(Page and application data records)
----------------

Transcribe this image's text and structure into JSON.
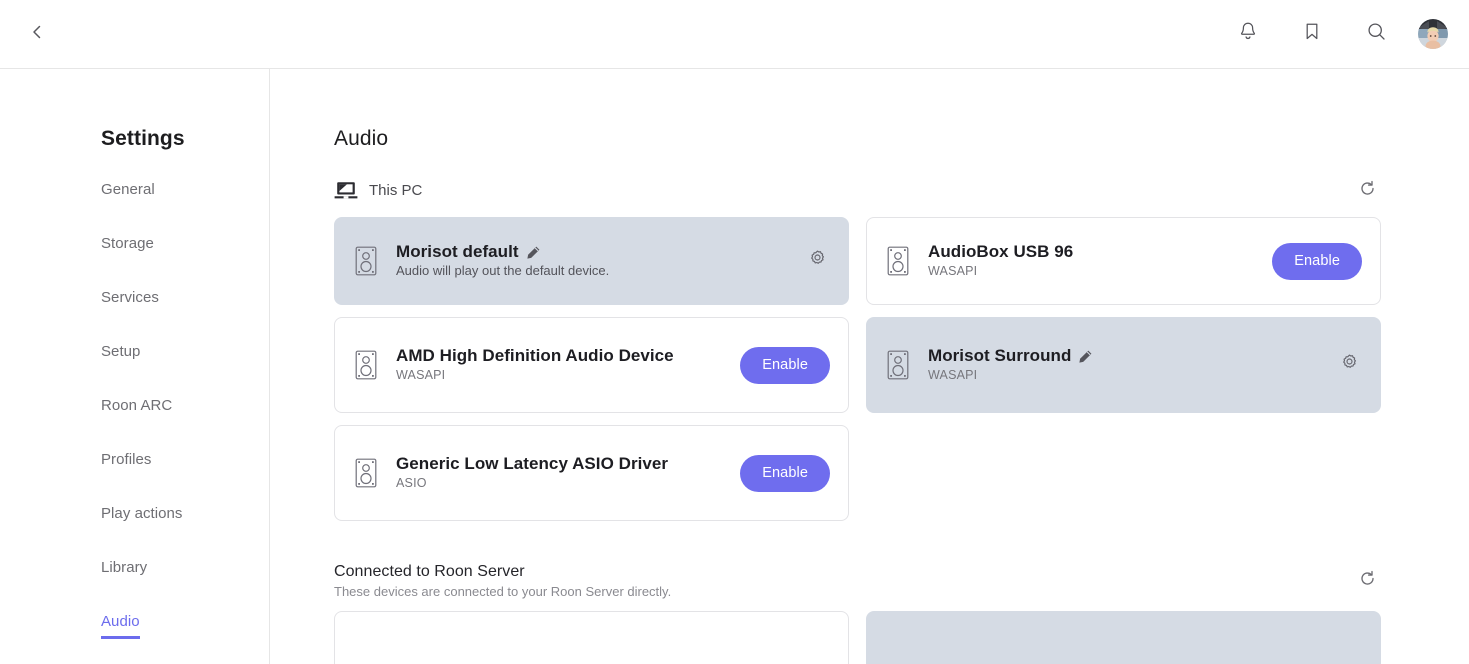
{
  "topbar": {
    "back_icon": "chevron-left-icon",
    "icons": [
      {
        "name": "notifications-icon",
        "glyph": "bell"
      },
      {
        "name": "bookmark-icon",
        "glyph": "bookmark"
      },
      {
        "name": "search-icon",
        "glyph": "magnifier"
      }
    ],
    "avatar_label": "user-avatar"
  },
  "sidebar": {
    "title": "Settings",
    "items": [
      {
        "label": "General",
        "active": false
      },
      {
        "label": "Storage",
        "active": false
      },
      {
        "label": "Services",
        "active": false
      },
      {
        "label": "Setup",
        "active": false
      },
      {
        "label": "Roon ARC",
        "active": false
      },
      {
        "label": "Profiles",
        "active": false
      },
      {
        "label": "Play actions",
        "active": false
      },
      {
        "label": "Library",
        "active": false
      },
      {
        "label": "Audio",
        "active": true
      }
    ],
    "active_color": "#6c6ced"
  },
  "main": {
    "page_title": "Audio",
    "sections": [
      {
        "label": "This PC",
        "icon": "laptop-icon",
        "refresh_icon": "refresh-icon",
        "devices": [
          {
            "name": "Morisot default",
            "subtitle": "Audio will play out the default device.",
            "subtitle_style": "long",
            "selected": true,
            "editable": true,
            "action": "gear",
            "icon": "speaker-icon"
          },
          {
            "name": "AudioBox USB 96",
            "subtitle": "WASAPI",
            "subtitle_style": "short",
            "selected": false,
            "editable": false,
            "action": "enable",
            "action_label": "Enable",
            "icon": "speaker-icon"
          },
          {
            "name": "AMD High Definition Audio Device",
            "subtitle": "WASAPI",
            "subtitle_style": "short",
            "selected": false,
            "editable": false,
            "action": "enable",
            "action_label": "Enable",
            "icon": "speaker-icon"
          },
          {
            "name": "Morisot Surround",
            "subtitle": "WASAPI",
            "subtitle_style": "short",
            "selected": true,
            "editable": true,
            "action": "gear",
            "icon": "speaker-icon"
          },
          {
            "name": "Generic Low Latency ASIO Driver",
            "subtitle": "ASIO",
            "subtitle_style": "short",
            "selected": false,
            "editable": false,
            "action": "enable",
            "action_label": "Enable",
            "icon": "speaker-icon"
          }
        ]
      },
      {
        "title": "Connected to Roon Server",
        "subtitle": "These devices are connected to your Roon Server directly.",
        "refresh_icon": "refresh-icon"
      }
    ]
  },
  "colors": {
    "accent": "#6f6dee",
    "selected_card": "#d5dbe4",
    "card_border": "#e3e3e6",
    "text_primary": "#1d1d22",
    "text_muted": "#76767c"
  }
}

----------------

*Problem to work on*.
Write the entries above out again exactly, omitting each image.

*Answer to the exercise*.
Transcribe this image's text and structure into JSON.
{
  "topbar": {
    "back_icon": "chevron-left-icon",
    "icons": [
      {
        "name": "notifications-icon",
        "glyph": "bell"
      },
      {
        "name": "bookmark-icon",
        "glyph": "bookmark"
      },
      {
        "name": "search-icon",
        "glyph": "magnifier"
      }
    ],
    "avatar_label": "user-avatar"
  },
  "sidebar": {
    "title": "Settings",
    "items": [
      {
        "label": "General",
        "active": false
      },
      {
        "label": "Storage",
        "active": false
      },
      {
        "label": "Services",
        "active": false
      },
      {
        "label": "Setup",
        "active": false
      },
      {
        "label": "Roon ARC",
        "active": false
      },
      {
        "label": "Profiles",
        "active": false
      },
      {
        "label": "Play actions",
        "active": false
      },
      {
        "label": "Library",
        "active": false
      },
      {
        "label": "Audio",
        "active": true
      }
    ],
    "active_color": "#6c6ced"
  },
  "main": {
    "page_title": "Audio",
    "sections": [
      {
        "label": "This PC",
        "icon": "laptop-icon",
        "refresh_icon": "refresh-icon",
        "devices": [
          {
            "name": "Morisot default",
            "subtitle": "Audio will play out the default device.",
            "subtitle_style": "long",
            "selected": true,
            "editable": true,
            "action": "gear",
            "icon": "speaker-icon"
          },
          {
            "name": "AudioBox USB 96",
            "subtitle": "WASAPI",
            "subtitle_style": "short",
            "selected": false,
            "editable": false,
            "action": "enable",
            "action_label": "Enable",
            "icon": "speaker-icon"
          },
          {
            "name": "AMD High Definition Audio Device",
            "subtitle": "WASAPI",
            "subtitle_style": "short",
            "selected": false,
            "editable": false,
            "action": "enable",
            "action_label": "Enable",
            "icon": "speaker-icon"
          },
          {
            "name": "Morisot Surround",
            "subtitle": "WASAPI",
            "subtitle_style": "short",
            "selected": true,
            "editable": true,
            "action": "gear",
            "icon": "speaker-icon"
          },
          {
            "name": "Generic Low Latency ASIO Driver",
            "subtitle": "ASIO",
            "subtitle_style": "short",
            "selected": false,
            "editable": false,
            "action": "enable",
            "action_label": "Enable",
            "icon": "speaker-icon"
          }
        ]
      },
      {
        "title": "Connected to Roon Server",
        "subtitle": "These devices are connected to your Roon Server directly.",
        "refresh_icon": "refresh-icon"
      }
    ]
  },
  "colors": {
    "accent": "#6f6dee",
    "selected_card": "#d5dbe4",
    "card_border": "#e3e3e6",
    "text_primary": "#1d1d22",
    "text_muted": "#76767c"
  }
}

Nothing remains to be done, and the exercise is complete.